───── Data to process ─────
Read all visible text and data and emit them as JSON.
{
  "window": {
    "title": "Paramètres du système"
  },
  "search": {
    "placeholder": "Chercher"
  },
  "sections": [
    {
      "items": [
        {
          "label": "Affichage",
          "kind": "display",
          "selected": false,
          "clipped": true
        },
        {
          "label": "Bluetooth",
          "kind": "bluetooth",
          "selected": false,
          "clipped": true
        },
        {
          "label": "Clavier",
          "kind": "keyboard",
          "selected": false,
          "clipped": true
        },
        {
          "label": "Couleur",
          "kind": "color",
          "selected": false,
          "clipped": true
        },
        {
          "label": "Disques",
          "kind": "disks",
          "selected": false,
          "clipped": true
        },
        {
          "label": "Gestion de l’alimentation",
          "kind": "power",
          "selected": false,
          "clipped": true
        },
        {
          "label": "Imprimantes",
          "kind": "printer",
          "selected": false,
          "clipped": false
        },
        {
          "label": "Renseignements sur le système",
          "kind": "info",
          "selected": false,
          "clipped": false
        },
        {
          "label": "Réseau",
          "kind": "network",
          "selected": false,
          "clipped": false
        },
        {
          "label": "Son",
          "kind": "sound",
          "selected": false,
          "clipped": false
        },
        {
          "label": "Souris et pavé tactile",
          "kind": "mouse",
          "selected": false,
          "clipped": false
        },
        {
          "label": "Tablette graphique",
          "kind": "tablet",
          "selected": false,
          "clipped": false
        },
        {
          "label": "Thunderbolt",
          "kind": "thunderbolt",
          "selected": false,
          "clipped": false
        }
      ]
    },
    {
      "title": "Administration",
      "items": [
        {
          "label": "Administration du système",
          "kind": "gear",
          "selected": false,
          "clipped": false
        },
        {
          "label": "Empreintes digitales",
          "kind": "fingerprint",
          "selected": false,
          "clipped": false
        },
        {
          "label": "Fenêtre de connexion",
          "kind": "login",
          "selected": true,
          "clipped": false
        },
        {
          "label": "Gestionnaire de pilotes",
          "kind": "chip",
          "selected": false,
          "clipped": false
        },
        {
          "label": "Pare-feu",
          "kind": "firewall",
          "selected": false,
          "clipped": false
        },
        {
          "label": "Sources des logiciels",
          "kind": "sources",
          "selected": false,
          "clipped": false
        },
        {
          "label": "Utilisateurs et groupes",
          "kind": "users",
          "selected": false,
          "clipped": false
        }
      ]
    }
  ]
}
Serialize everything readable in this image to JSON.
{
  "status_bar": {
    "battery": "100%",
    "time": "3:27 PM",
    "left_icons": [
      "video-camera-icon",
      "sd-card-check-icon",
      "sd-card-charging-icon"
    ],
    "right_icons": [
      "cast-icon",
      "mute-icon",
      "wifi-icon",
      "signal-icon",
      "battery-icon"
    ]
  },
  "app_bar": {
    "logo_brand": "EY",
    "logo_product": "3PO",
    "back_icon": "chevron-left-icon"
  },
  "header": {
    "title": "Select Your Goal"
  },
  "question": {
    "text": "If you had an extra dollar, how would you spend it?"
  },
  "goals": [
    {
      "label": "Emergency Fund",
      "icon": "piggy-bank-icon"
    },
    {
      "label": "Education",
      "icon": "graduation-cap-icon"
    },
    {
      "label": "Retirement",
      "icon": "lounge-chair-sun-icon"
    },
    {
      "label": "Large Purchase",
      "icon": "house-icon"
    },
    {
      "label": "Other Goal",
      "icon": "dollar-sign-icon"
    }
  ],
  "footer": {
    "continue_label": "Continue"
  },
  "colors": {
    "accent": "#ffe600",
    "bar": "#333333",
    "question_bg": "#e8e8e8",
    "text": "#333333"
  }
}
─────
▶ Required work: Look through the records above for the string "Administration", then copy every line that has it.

▶ Answer to this problem:
      "title": "Administration",
          "label": "Administration du système",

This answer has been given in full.